==== Dataset extract ====

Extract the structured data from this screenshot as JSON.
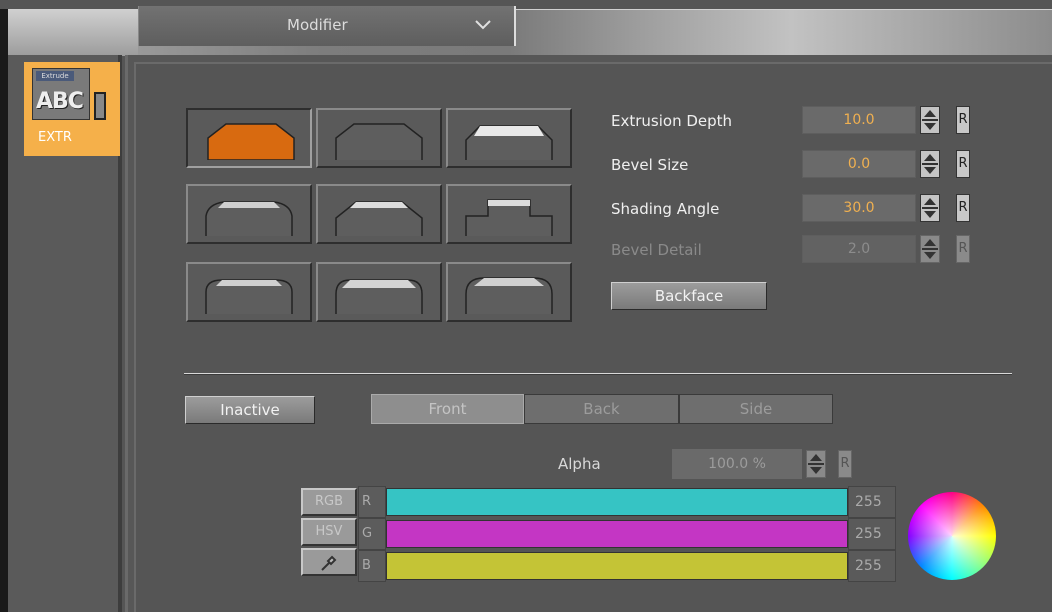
{
  "topbar": {
    "dropdown_label": "Modifier"
  },
  "sidebar": {
    "tile_label": "EXTR",
    "tile_icon_tag": "Extrude",
    "tile_icon_text": "ABC"
  },
  "params": {
    "extrusion_depth": {
      "label": "Extrusion Depth",
      "value": "10.0"
    },
    "bevel_size": {
      "label": "Bevel Size",
      "value": "0.0"
    },
    "shading_angle": {
      "label": "Shading Angle",
      "value": "30.0"
    },
    "bevel_detail": {
      "label": "Bevel Detail",
      "value": "2.0"
    },
    "reset_label": "R",
    "backface_button": "Backface"
  },
  "material": {
    "inactive_button": "Inactive",
    "tabs": [
      {
        "label": "Front",
        "active": true
      },
      {
        "label": "Back",
        "active": false
      },
      {
        "label": "Side",
        "active": false
      }
    ],
    "alpha_label": "Alpha",
    "alpha_value": "100.0 %",
    "mode_buttons": [
      "RGB",
      "HSV"
    ],
    "channels": [
      {
        "letter": "R",
        "value": "255",
        "color": "#36c4c4"
      },
      {
        "letter": "G",
        "value": "255",
        "color": "#c436c4"
      },
      {
        "letter": "B",
        "value": "255",
        "color": "#c4c436"
      }
    ]
  },
  "colors": {
    "accent": "#f5b04a",
    "selected_shape": "#d86a10",
    "value_orange": "#f0b050"
  }
}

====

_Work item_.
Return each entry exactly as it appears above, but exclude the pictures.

_Answer below_.
Extract the structured data from this screenshot as JSON.
{
  "topbar": {
    "dropdown_label": "Modifier"
  },
  "sidebar": {
    "tile_label": "EXTR",
    "tile_icon_tag": "Extrude",
    "tile_icon_text": "ABC"
  },
  "params": {
    "extrusion_depth": {
      "label": "Extrusion Depth",
      "value": "10.0"
    },
    "bevel_size": {
      "label": "Bevel Size",
      "value": "0.0"
    },
    "shading_angle": {
      "label": "Shading Angle",
      "value": "30.0"
    },
    "bevel_detail": {
      "label": "Bevel Detail",
      "value": "2.0"
    },
    "reset_label": "R",
    "backface_button": "Backface"
  },
  "material": {
    "inactive_button": "Inactive",
    "tabs": [
      {
        "label": "Front",
        "active": true
      },
      {
        "label": "Back",
        "active": false
      },
      {
        "label": "Side",
        "active": false
      }
    ],
    "alpha_label": "Alpha",
    "alpha_value": "100.0 %",
    "mode_buttons": [
      "RGB",
      "HSV"
    ],
    "channels": [
      {
        "letter": "R",
        "value": "255",
        "color": "#36c4c4"
      },
      {
        "letter": "G",
        "value": "255",
        "color": "#c436c4"
      },
      {
        "letter": "B",
        "value": "255",
        "color": "#c4c436"
      }
    ]
  },
  "colors": {
    "accent": "#f5b04a",
    "selected_shape": "#d86a10",
    "value_orange": "#f0b050"
  }
}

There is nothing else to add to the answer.